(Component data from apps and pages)
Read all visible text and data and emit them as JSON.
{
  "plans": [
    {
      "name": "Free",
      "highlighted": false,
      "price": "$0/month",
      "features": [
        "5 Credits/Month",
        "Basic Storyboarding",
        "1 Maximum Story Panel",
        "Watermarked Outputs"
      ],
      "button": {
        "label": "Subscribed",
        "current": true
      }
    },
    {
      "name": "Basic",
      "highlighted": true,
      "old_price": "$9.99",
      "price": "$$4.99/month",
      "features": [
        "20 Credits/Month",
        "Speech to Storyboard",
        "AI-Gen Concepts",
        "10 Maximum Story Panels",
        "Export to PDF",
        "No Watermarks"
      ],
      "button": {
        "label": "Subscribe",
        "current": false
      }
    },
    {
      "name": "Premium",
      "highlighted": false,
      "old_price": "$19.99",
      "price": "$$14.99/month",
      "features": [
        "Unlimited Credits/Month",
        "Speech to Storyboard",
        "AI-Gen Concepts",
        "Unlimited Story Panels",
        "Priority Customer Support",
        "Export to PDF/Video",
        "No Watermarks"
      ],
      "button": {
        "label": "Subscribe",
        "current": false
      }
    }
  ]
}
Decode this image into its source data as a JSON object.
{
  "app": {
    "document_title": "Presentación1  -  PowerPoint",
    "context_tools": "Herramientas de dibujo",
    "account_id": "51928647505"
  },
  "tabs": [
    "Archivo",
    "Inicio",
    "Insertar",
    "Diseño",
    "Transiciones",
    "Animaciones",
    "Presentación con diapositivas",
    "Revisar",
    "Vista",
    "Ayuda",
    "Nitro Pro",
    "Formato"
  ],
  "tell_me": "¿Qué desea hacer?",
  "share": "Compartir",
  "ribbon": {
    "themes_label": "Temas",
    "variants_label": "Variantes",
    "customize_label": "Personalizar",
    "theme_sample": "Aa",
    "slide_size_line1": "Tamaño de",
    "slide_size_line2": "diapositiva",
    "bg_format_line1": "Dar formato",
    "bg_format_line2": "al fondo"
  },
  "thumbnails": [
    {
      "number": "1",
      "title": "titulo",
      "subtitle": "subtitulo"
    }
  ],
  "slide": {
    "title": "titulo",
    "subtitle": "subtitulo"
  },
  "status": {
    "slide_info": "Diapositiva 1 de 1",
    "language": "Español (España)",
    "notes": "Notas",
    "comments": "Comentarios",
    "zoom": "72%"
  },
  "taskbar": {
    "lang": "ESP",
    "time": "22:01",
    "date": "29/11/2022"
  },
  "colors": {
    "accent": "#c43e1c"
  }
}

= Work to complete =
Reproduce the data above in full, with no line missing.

= Answer to the problem =
Read all visible text and data and emit them as JSON.
{
  "plans": [
    {
      "name": "Free",
      "highlighted": false,
      "price": "$0/month",
      "features": [
        "5 Credits/Month",
        "Basic Storyboarding",
        "1 Maximum Story Panel",
        "Watermarked Outputs"
      ],
      "button": {
        "label": "Subscribed",
        "current": true
      }
    },
    {
      "name": "Basic",
      "highlighted": true,
      "old_price": "$9.99",
      "price": "$$4.99/month",
      "features": [
        "20 Credits/Month",
        "Speech to Storyboard",
        "AI-Gen Concepts",
        "10 Maximum Story Panels",
        "Export to PDF",
        "No Watermarks"
      ],
      "button": {
        "label": "Subscribe",
        "current": false
      }
    },
    {
      "name": "Premium",
      "highlighted": false,
      "old_price": "$19.99",
      "price": "$$14.99/month",
      "features": [
        "Unlimited Credits/Month",
        "Speech to Storyboard",
        "AI-Gen Concepts",
        "Unlimited Story Panels",
        "Priority Customer Support",
        "Export to PDF/Video",
        "No Watermarks"
      ],
      "button": {
        "label": "Subscribe",
        "current": false
      }
    }
  ]
}
Decode this image into its source data as a JSON object.
{
  "app": {
    "document_title": "Presentación1  -  PowerPoint",
    "context_tools": "Herramientas de dibujo",
    "account_id": "51928647505"
  },
  "tabs": [
    "Archivo",
    "Inicio",
    "Insertar",
    "Diseño",
    "Transiciones",
    "Animaciones",
    "Presentación con diapositivas",
    "Revisar",
    "Vista",
    "Ayuda",
    "Nitro Pro",
    "Formato"
  ],
  "tell_me": "¿Qué desea hacer?",
  "share": "Compartir",
  "ribbon": {
    "themes_label": "Temas",
    "variants_label": "Variantes",
    "customize_label": "Personalizar",
    "theme_sample": "Aa",
    "slide_size_line1": "Tamaño de",
    "slide_size_line2": "diapositiva",
    "bg_format_line1": "Dar formato",
    "bg_format_line2": "al fondo"
  },
  "thumbnails": [
    {
      "number": "1",
      "title": "titulo",
      "subtitle": "subtitulo"
    }
  ],
  "slide": {
    "title": "titulo",
    "subtitle": "subtitulo"
  },
  "status": {
    "slide_info": "Diapositiva 1 de 1",
    "language": "Español (España)",
    "notes": "Notas",
    "comments": "Comentarios",
    "zoom": "72%"
  },
  "taskbar": {
    "lang": "ESP",
    "time": "22:01",
    "date": "29/11/2022"
  },
  "colors": {
    "accent": "#c43e1c"
  }
}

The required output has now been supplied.